But the two governments most closely involved – Britain and France – are barely speaking after a long-running dispute over the best way to handle the migrant crisis, and a host of other factors.
For a couple of days, it appeared Paris and London were both putting the tragedy first and setting aside their differences.
Then UK Prime Minister Boris Johnson tweeted a letter sent to President Emmanuel Macron demanding joint patrols along France’s northern coast and a bilateral returns agreement to allow migrants who have travelled to the UK illegally to be sent back to France.
The public posting of the Johnson letter angered France enough for Paris to withdraw an invite for the UK to join Sunday's international summit on the issue in France.
Mr Macron said: "One leader does not communicate with another on these questions on Twitter, by public letter. We are not whistle-blowers. No, no."
Other factors keeping tensions high include the continuing fallout from Brexit and the Aukus intelligence agreement between the UK, US and Australia that led to France losing out on submarine-building contracts.
On Friday, French fishermen blockaded traffic in the English Channel in a protest over post-Brexit fishing rights.
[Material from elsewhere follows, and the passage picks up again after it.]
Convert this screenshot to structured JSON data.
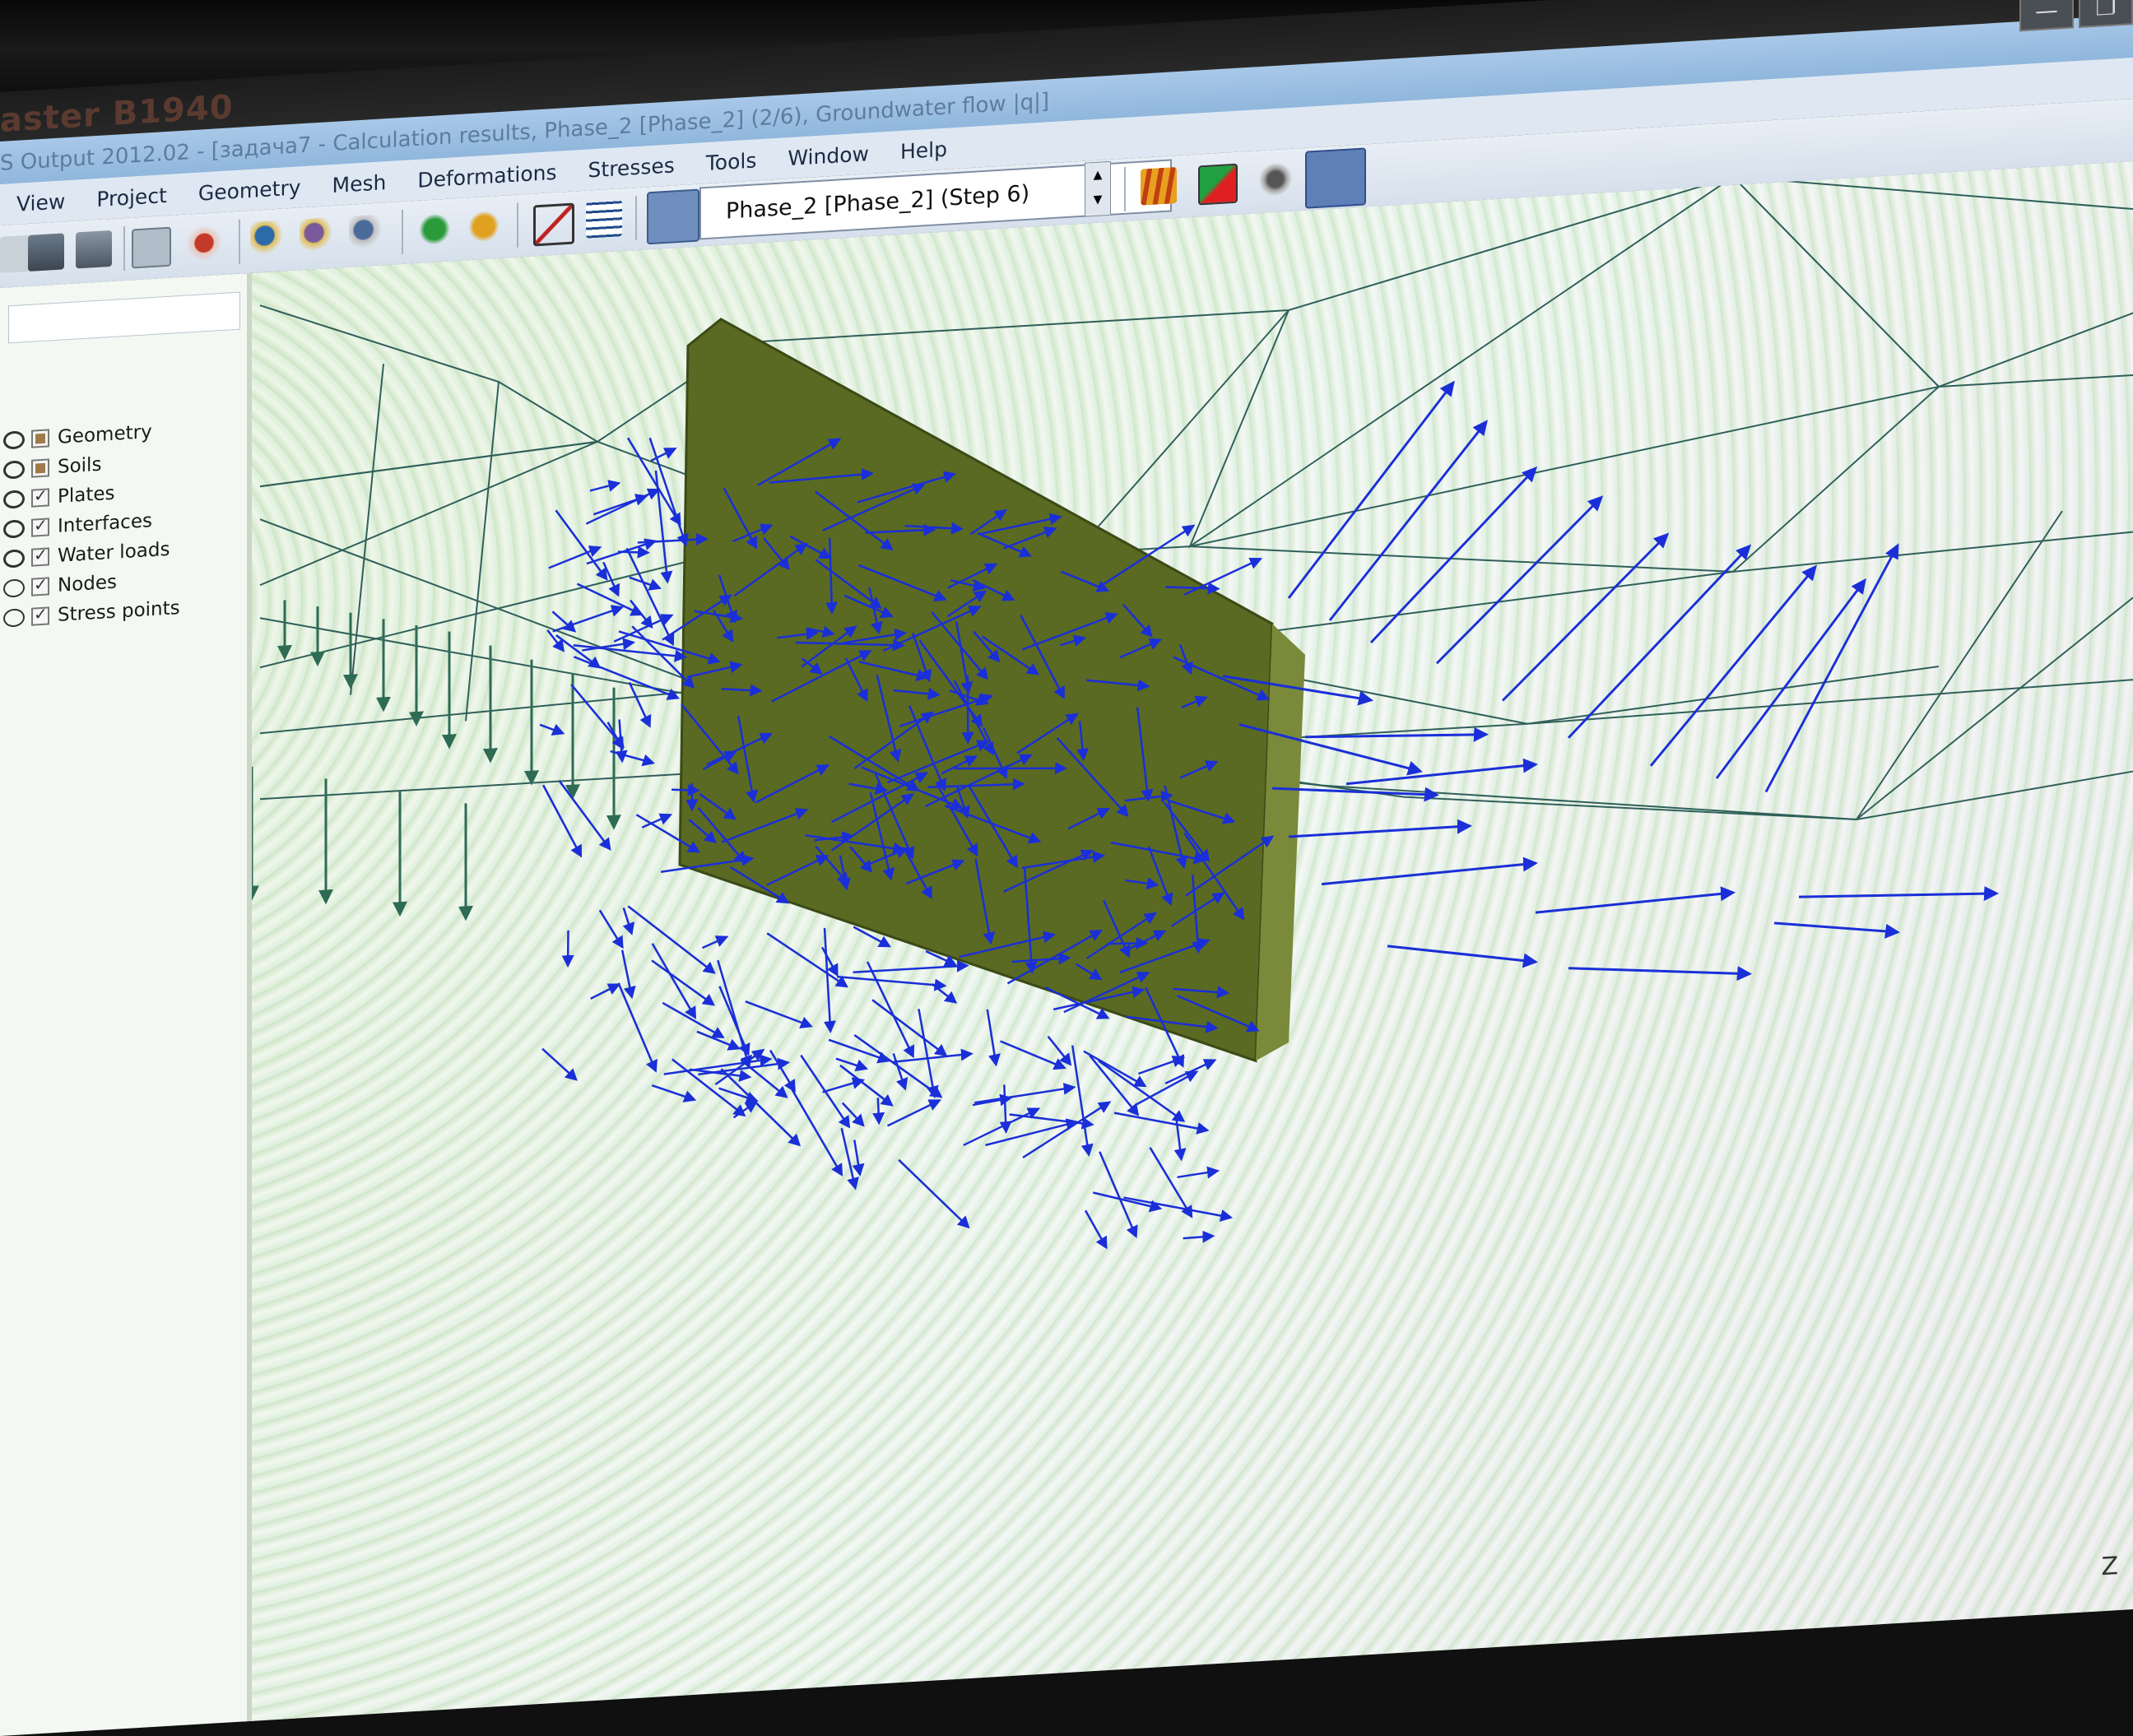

The fishing industry is economically small but politically symbolic in both countries.
Despite the political crisis sparked by the human tragedy – the worst fatal migrant crossing the Channel in recent years – the issue of migrants trying to reach the UK from France goes back even longer.
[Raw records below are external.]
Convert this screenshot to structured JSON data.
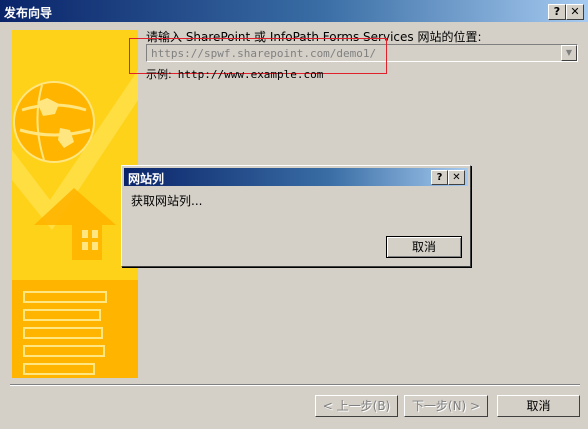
{
  "window": {
    "title": "发布向导",
    "help_label": "?",
    "close_label": "✕"
  },
  "form": {
    "prompt": "请输入 SharePoint 或 InfoPath Forms Services 网站的位置:",
    "url_value": "https://spwf.sharepoint.com/demo1/",
    "example_label": "示例:",
    "example_url": "http://www.example.com"
  },
  "buttons": {
    "back": "< 上一步(B)",
    "next": "下一步(N) >",
    "cancel": "取消"
  },
  "dialog": {
    "title": "网站列",
    "message": "获取网站列...",
    "help_label": "?",
    "close_label": "✕",
    "cancel": "取消"
  },
  "colors": {
    "title_bar": "#0a246a",
    "panel_yellow": "#ffd21a",
    "highlight_red": "#e0202a",
    "face": "#d4d0c8"
  }
}
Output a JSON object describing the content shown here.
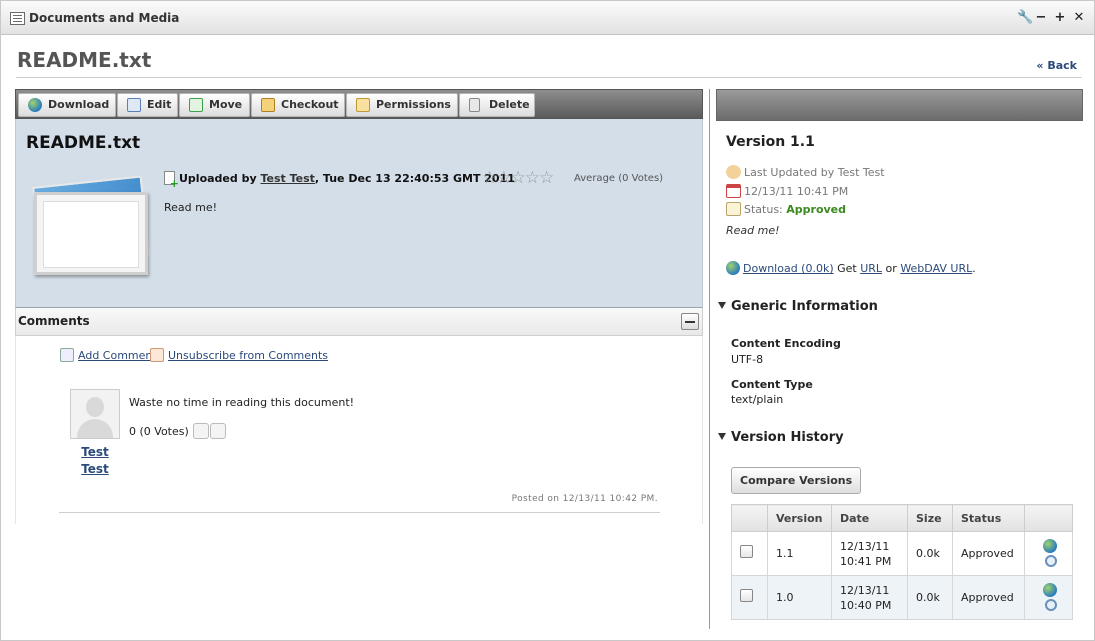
{
  "portlet": {
    "title": "Documents and Media",
    "controls": [
      "🔧",
      "−",
      "+",
      "✕"
    ]
  },
  "page": {
    "title": "README.txt",
    "back_label": "« Back"
  },
  "toolbar": {
    "buttons": [
      {
        "label": "Download",
        "icon": "globe-icon",
        "color": "#3a8fd6"
      },
      {
        "label": "Edit",
        "icon": "edit-icon",
        "color": "#5b7fb5"
      },
      {
        "label": "Move",
        "icon": "move-icon",
        "color": "#3aa34a"
      },
      {
        "label": "Checkout",
        "icon": "lock-icon",
        "color": "#d9a12a"
      },
      {
        "label": "Permissions",
        "icon": "key-icon",
        "color": "#e0b24a"
      },
      {
        "label": "Delete",
        "icon": "trash-icon",
        "color": "#999999"
      }
    ]
  },
  "file": {
    "name": "README.txt",
    "uploaded_prefix": "Uploaded by ",
    "uploader": "Test Test",
    "uploaded_date": ", Tue Dec 13 22:40:53 GMT 2011",
    "stars": "☆☆☆☆☆",
    "rating": "Average (0 Votes)",
    "description": "Read me!"
  },
  "comments": {
    "title": "Comments",
    "add_label": "Add Comment",
    "unsubscribe_label": "Unsubscribe from Comments",
    "items": [
      {
        "author_first": "Test",
        "author_last": "Test",
        "text": "Waste no time in reading this document!",
        "votes": "0 (0 Votes)",
        "posted": "Posted on 12/13/11 10:42 PM."
      }
    ]
  },
  "version": {
    "title": "Version 1.1",
    "last_updated": "Last Updated by Test Test",
    "date": "12/13/11 10:41 PM",
    "status_label": "Status:",
    "status_value": "Approved",
    "description": "Read me!",
    "download_label": "Download (0.0k)",
    "get_text": " Get ",
    "url_label": "URL",
    "or_text": " or ",
    "webdav_label": "WebDAV URL",
    "period": "."
  },
  "generic_info": {
    "title": "Generic Information",
    "encoding_label": "Content Encoding",
    "encoding_value": "UTF-8",
    "type_label": "Content Type",
    "type_value": "text/plain"
  },
  "history": {
    "title": "Version History",
    "compare_label": "Compare Versions",
    "columns": [
      "",
      "Version",
      "Date",
      "Size",
      "Status",
      ""
    ],
    "rows": [
      {
        "version": "1.1",
        "date_line1": "12/13/11",
        "date_line2": "10:41 PM",
        "size": "0.0k",
        "status": "Approved"
      },
      {
        "version": "1.0",
        "date_line1": "12/13/11",
        "date_line2": "10:40 PM",
        "size": "0.0k",
        "status": "Approved"
      }
    ]
  }
}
UK Home Office minister Damian Hinds insisted on Saturday that the partnership between France and Britain is strong as he defended the Johnson letter.
"Nobody is proposing breaching sovereignty; the prime minister's letter proposes doing things which go further than we have gone to date," he said.
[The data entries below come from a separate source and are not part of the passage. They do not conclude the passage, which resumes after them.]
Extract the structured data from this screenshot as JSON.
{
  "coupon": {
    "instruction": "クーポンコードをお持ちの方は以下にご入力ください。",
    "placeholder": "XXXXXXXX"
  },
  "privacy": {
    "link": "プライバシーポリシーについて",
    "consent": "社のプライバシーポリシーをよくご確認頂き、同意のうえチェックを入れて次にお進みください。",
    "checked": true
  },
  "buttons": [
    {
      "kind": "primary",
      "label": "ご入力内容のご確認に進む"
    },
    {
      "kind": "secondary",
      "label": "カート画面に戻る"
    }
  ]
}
UK responsible for an 'abysmal failure'
Three children and seven women were among the 27 migrants who drowned as they attempted the perilous crossing through one the world’s busiest shipping lanes.
Ben Greening, Executive Director of Migration Watch UK, said the Anglo-French dispute was a “shambles” and that had sprung up “as a result of the mess that’s been allowed to take root” in the Channel.
He said both sides were to blame for a lack of decisive action in recent months which could have prevented migrants from undertaking the perilous journey.
However, he said the UK government in particular is responsible for an “abysmal failure” to put measures in place to stop small boats from crossing the sea illegally.
“The horrendous tragedy we saw a couple of days ago was, very sadly, predictable because we knew that these routes were dangerous,” Mr Greening told The National.
“People had already died before that, and yet the combined incompetence of the governments of France and the UK have allowed this situation to get worse before our very eyes.”
Almost 6,880 people have crossed the Channel in small boats since the start of November, according to figures from Migration Watch, bringing the overall total for this year to 26,631.
That is more than three times the total for last year when 8,461 people landed on British soil after making the voyage from northern France.
Baran Nuri Muhamadamin’s fiancé spoke about how he watched her come so close to reaching Britain, tracking her GPS signal.
"After four hours and 18 minutes from the moment she went into that boat, I think they were in the middle of the sea, then I lost her," he said.
A cousin also urged the British and French governments to help people resettle rather than "force them to take this route of death".
With most of the bodies not yet identified, more migrants living at a makeshift camp near Dunkirk still hope to attempt the crossing.